What the task requires >> Report only the number of lines below in which the string "icon" appears.

Website and app data records >>
┄┄┄┄┄┄
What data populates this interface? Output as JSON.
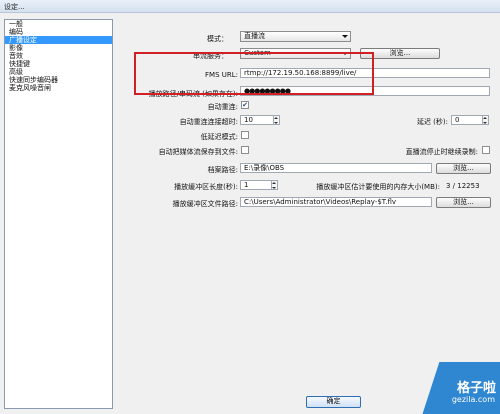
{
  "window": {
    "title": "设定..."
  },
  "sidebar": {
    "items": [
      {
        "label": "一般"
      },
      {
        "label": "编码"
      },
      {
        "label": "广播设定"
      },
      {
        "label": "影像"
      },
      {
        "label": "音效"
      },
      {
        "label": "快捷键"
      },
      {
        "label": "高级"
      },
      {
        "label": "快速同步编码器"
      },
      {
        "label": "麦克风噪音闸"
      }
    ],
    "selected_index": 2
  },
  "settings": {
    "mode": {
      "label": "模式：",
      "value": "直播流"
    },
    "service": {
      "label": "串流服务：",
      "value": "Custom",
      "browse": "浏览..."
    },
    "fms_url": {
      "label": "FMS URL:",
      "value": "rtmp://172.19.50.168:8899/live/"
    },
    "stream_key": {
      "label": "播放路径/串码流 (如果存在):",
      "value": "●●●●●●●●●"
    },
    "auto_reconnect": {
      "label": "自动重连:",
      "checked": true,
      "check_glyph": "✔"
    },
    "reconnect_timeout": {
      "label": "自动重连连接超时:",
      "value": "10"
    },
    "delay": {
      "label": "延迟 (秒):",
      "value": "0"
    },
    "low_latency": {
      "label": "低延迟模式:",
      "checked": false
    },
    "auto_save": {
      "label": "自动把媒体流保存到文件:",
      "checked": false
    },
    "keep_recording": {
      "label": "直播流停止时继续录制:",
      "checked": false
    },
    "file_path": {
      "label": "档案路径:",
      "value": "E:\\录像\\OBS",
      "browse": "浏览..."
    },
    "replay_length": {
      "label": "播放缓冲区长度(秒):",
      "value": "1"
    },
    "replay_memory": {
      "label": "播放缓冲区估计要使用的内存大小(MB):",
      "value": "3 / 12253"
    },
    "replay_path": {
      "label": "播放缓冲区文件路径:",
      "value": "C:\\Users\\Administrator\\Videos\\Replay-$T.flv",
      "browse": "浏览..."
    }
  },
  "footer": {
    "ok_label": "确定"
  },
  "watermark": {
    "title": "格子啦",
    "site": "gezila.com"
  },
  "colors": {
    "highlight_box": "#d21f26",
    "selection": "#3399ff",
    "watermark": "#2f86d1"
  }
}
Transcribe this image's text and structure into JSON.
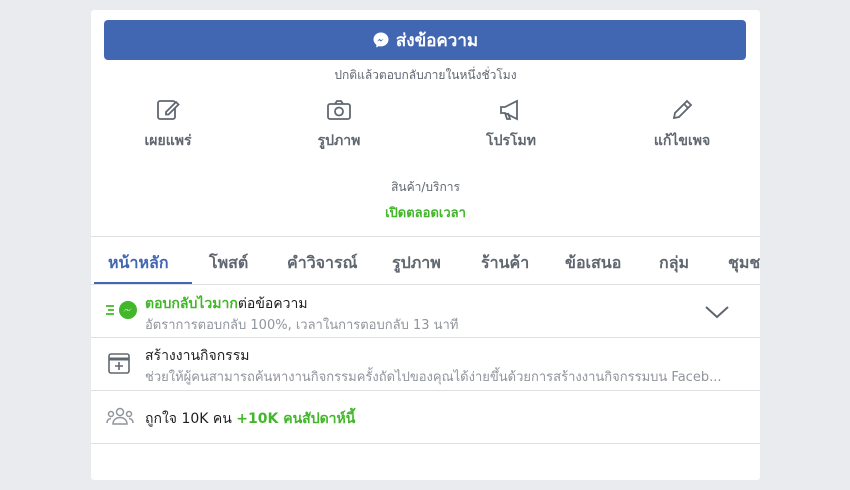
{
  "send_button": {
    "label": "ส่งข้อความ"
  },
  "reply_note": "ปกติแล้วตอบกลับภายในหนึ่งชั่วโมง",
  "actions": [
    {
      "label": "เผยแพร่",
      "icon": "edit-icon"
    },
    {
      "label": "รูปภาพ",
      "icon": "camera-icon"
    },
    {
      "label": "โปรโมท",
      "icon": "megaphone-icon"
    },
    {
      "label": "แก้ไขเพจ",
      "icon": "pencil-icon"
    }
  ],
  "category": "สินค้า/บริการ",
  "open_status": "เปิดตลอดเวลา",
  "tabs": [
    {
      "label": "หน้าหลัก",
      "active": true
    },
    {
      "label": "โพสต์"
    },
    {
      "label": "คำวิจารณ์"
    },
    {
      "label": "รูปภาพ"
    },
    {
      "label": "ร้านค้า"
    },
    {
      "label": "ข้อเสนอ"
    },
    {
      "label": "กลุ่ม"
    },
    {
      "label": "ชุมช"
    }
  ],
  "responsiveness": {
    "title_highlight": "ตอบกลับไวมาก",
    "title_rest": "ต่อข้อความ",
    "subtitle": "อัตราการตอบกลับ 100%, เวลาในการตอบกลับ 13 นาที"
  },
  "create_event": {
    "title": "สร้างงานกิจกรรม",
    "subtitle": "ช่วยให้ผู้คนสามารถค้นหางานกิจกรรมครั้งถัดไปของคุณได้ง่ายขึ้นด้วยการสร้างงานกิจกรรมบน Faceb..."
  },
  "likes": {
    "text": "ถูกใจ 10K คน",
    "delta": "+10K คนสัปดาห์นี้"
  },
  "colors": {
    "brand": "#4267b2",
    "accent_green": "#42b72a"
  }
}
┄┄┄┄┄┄
Finished exercise >> 4